Take a short passage from Scripture, for instance 'Remain in me, as I remain in you' from John 15:4, and read it slowly and prayerfully until it is not simply in your mind, but in your heart. Try to be aware of the passage throughout the day, hear the voice of Christ saying the words to you, and invite the Lord to reveal its deeper meaning to you. Not only does this regular, prayerful reading of Scripture lead to a deep familiarity with the Jesus of the Gospels, but it will also lead to silent contemplation of Christ's presence and prayer within you - the whole point of prayer. It has been said that you start by reading the words, and end with the Word reading you.
Our goal is to experience of what the psalmist sings:
O Lord, you search me and you know me,
you know my resting and my rising,
you discern my purpose from afar.
You mark when I walk or lie down,
all my ways lie open to you.
Before ever a word is on my tongue
you know it, Lord, through and through.
Behind and before you besiege me,
your hand ever laid upon me.
Too wonderful for me, this knowledge,
too high, beyond my reach.
O where can I go from your spirit,
or where can I flee from your face?
If I climb the heavens, you are there.
If I lie in the grave, you are there.
If I take the wings of the dawn
and dwell at the sea’s furthest end,
even there your hand would lead me,
your right hand would hold me fast.

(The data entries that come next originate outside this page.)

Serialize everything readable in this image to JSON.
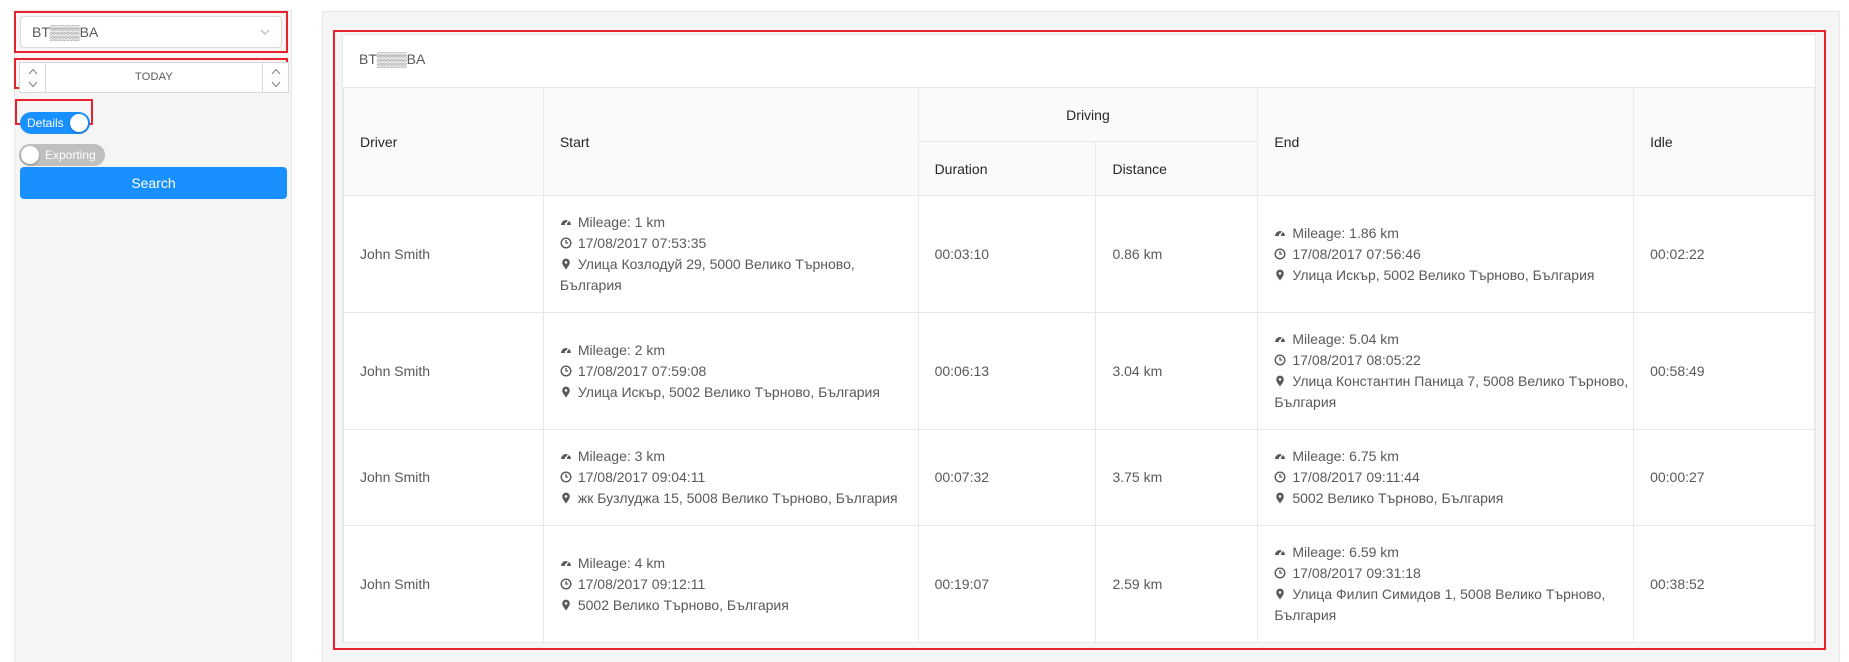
{
  "sidebar": {
    "vehicle": "BT▒▒▒BA",
    "date_label": "TODAY",
    "details_toggle": "Details",
    "exporting_toggle": "Exporting",
    "search_button": "Search"
  },
  "report": {
    "title": "BT▒▒▒BA",
    "headers": {
      "driver": "Driver",
      "start": "Start",
      "driving": "Driving",
      "duration": "Duration",
      "distance": "Distance",
      "end": "End",
      "idle": "Idle"
    },
    "rows": [
      {
        "driver": "John Smith",
        "start_mileage": "Mileage: 1 km",
        "start_time": "17/08/2017 07:53:35",
        "start_address": "Улица Козлодуй 29, 5000 Велико Търново, България",
        "duration": "00:03:10",
        "distance": "0.86 km",
        "end_mileage": "Mileage: 1.86 km",
        "end_time": "17/08/2017 07:56:46",
        "end_address": "Улица Искър, 5002 Велико Търново, България",
        "idle": "00:02:22"
      },
      {
        "driver": "John Smith",
        "start_mileage": "Mileage: 2 km",
        "start_time": "17/08/2017 07:59:08",
        "start_address": "Улица Искър, 5002 Велико Търново, България",
        "duration": "00:06:13",
        "distance": "3.04 km",
        "end_mileage": "Mileage: 5.04 km",
        "end_time": "17/08/2017 08:05:22",
        "end_address": "Улица Константин Паница 7, 5008 Велико Търново, България",
        "idle": "00:58:49"
      },
      {
        "driver": "John Smith",
        "start_mileage": "Mileage: 3 km",
        "start_time": "17/08/2017 09:04:11",
        "start_address": "жк Бузлуджа 15, 5008 Велико Търново, България",
        "duration": "00:07:32",
        "distance": "3.75 km",
        "end_mileage": "Mileage: 6.75 km",
        "end_time": "17/08/2017 09:11:44",
        "end_address": "5002 Велико Търново, България",
        "idle": "00:00:27"
      },
      {
        "driver": "John Smith",
        "start_mileage": "Mileage: 4 km",
        "start_time": "17/08/2017 09:12:11",
        "start_address": "5002 Велико Търново, България",
        "duration": "00:19:07",
        "distance": "2.59 km",
        "end_mileage": "Mileage: 6.59 km",
        "end_time": "17/08/2017 09:31:18",
        "end_address": "Улица Филип Симидов 1, 5008 Велико Търново, България",
        "idle": "00:38:52"
      }
    ]
  },
  "colors": {
    "primary": "#1890ff",
    "highlight": "#e8222a",
    "toggle_off": "#bfbfbf"
  },
  "icons": {
    "mileage": "dashboard-icon",
    "time": "clock-icon",
    "address": "map-marker-icon"
  }
}
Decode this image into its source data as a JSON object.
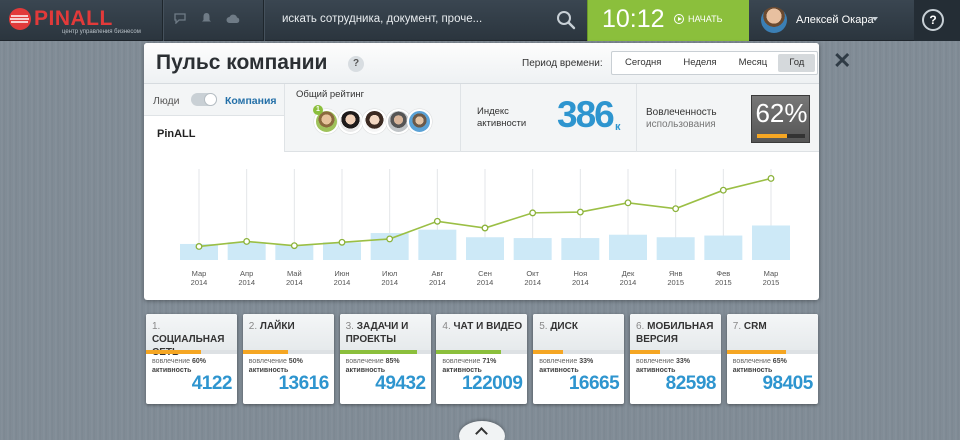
{
  "header": {
    "logo_text": "PINALL",
    "logo_subtitle": "центр управления бизнесом",
    "search_placeholder": "искать сотрудника, документ, проче...",
    "clock": "10:12",
    "start_label": "НАЧАТЬ",
    "user_name": "Алексей Окара",
    "help_label": "?"
  },
  "panel": {
    "title": "Пульс компании",
    "help_label": "?",
    "period_label": "Период времени:",
    "periods": [
      "Сегодня",
      "Неделя",
      "Месяц",
      "Год"
    ],
    "active_period": "Год",
    "toggle_left": "Люди",
    "toggle_right": "Компания",
    "company_name": "PinALL",
    "rating_label": "Общий рейтинг",
    "rating_rank": "1",
    "index_label": "Индекс активности",
    "index_value": "386",
    "index_unit": "к",
    "engagement_label": "Вовлеченность",
    "engagement_sub": "использования",
    "engagement_value": "62%",
    "engagement_fraction": 0.62
  },
  "chart_data": {
    "type": "line",
    "categories": [
      [
        "Мар",
        "2014"
      ],
      [
        "Апр",
        "2014"
      ],
      [
        "Май",
        "2014"
      ],
      [
        "Июн",
        "2014"
      ],
      [
        "Июл",
        "2014"
      ],
      [
        "Авг",
        "2014"
      ],
      [
        "Сен",
        "2014"
      ],
      [
        "Окт",
        "2014"
      ],
      [
        "Ноя",
        "2014"
      ],
      [
        "Дек",
        "2014"
      ],
      [
        "Янв",
        "2015"
      ],
      [
        "Фев",
        "2015"
      ],
      [
        "Мар",
        "2015"
      ]
    ],
    "series": [
      {
        "type": "line",
        "values": [
          3,
          9,
          4,
          8,
          12,
          33,
          25,
          43,
          44,
          55,
          48,
          70,
          84
        ]
      },
      {
        "type": "bar",
        "values": [
          6,
          8,
          5,
          8,
          19,
          23,
          14,
          13,
          13,
          17,
          14,
          16,
          28
        ]
      }
    ],
    "ylim": [
      0,
      100
    ],
    "grid": "vertical"
  },
  "cards": [
    {
      "num": "1.",
      "title": "СОЦИАЛЬНАЯ СЕТЬ",
      "engagement_label": "вовлечение",
      "engagement": "60%",
      "activity_label": "активность",
      "value": "4122",
      "fraction": 0.6,
      "color": "#f5a623"
    },
    {
      "num": "2.",
      "title": "ЛАЙКИ",
      "engagement_label": "вовлечение",
      "engagement": "50%",
      "activity_label": "активность",
      "value": "13616",
      "fraction": 0.5,
      "color": "#f5a623"
    },
    {
      "num": "3.",
      "title": "ЗАДАЧИ И ПРОЕКТЫ",
      "engagement_label": "вовлечение",
      "engagement": "85%",
      "activity_label": "активность",
      "value": "49432",
      "fraction": 0.85,
      "color": "#8bbf3c"
    },
    {
      "num": "4.",
      "title": "ЧАТ И ВИДЕО",
      "engagement_label": "вовлечение",
      "engagement": "71%",
      "activity_label": "активность",
      "value": "122009",
      "fraction": 0.71,
      "color": "#8bbf3c"
    },
    {
      "num": "5.",
      "title": "ДИСК",
      "engagement_label": "вовлечение",
      "engagement": "33%",
      "activity_label": "активность",
      "value": "16665",
      "fraction": 0.33,
      "color": "#f5a623"
    },
    {
      "num": "6.",
      "title": "МОБИЛЬНАЯ ВЕРСИЯ",
      "engagement_label": "вовлечение",
      "engagement": "33%",
      "activity_label": "активность",
      "value": "82598",
      "fraction": 0.33,
      "color": "#f5a623"
    },
    {
      "num": "7.",
      "title": "CRM",
      "engagement_label": "вовлечение",
      "engagement": "65%",
      "activity_label": "активность",
      "value": "98405",
      "fraction": 0.65,
      "color": "#f5a623"
    }
  ]
}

For a more detailed description of this essential form of monastic prayer, see this article by Fr Luke Dysinger, OSB: